1.04.2009

Millionth word on its way

The Economist is skeptical about calculations that English is about to become the first million-word language, because nobody agrees on the criteria. But there seems to be little doubt that it is the world's biggest language, partly due to its complete lack of regulation. So be sure to use it for Good, not Evil.

(Aside: Having the Oxford American College Dictionary and American Thesaurus of Current English ($14.99) on the iPhone is, to this word-worker, itself worth the ridiculous toy's price. No more being all eh, fuck it, I don't really need to know what cunctation and prognathous mean because I can't be arsed to haul out one of the many cumbersome dead-pressed-tree volumes that clutter house and weigh down backpack. Takes me five seconds to look up a word, anywhere I am, and it's totally speeding up my trip through Infinite Jest. (The complete OED is not yet available as an app. Emphasis on yet.))

1 comment:

Pete said...

I spent yesterday living the "eh, fuck it" effect over and over as I read "The Road." Pretty good book. I don't think it was fantastic or anything, but pretty good. But I bring it up because McCarthy's vocabulary seemed to be at its most vocabulous in this one.
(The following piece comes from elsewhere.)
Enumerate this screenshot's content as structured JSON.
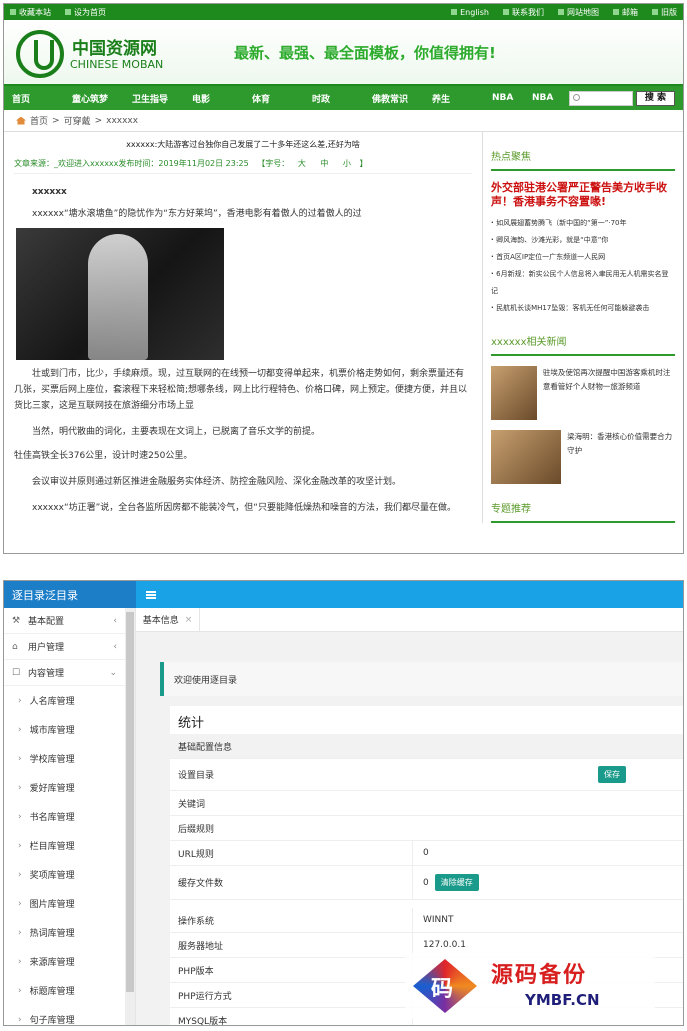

It's always the nouns, and they almost always have to do with architecture or plants (excepting "catamites"!). I picture the guy sitting down to write with a field guide and a Time-Life home repair manual, flipping through each for every page written and not moving on until he has a list of at least three lovely obscurities to work into the text.

The structure of the book only encourages this of course: the man and the boy sleep under some sort of plant, try to eat another, and then come across a house (or a boat!) to search. Throw in some menace with every third encounter, some biblical poetry with every seventh, and repeat for 300 pages.

I'm not bringing this up as a point against the book. It's a brilliant simplicity. I recently also read Hugo's "The Triggering Town"--on an EG recommendation, so thanks--and that got me thinking about Hugo's point about the truth conforming to the music. Starting from a list of awesome words and a powerfully simple structure really wouldn't be such a bad way to write a book.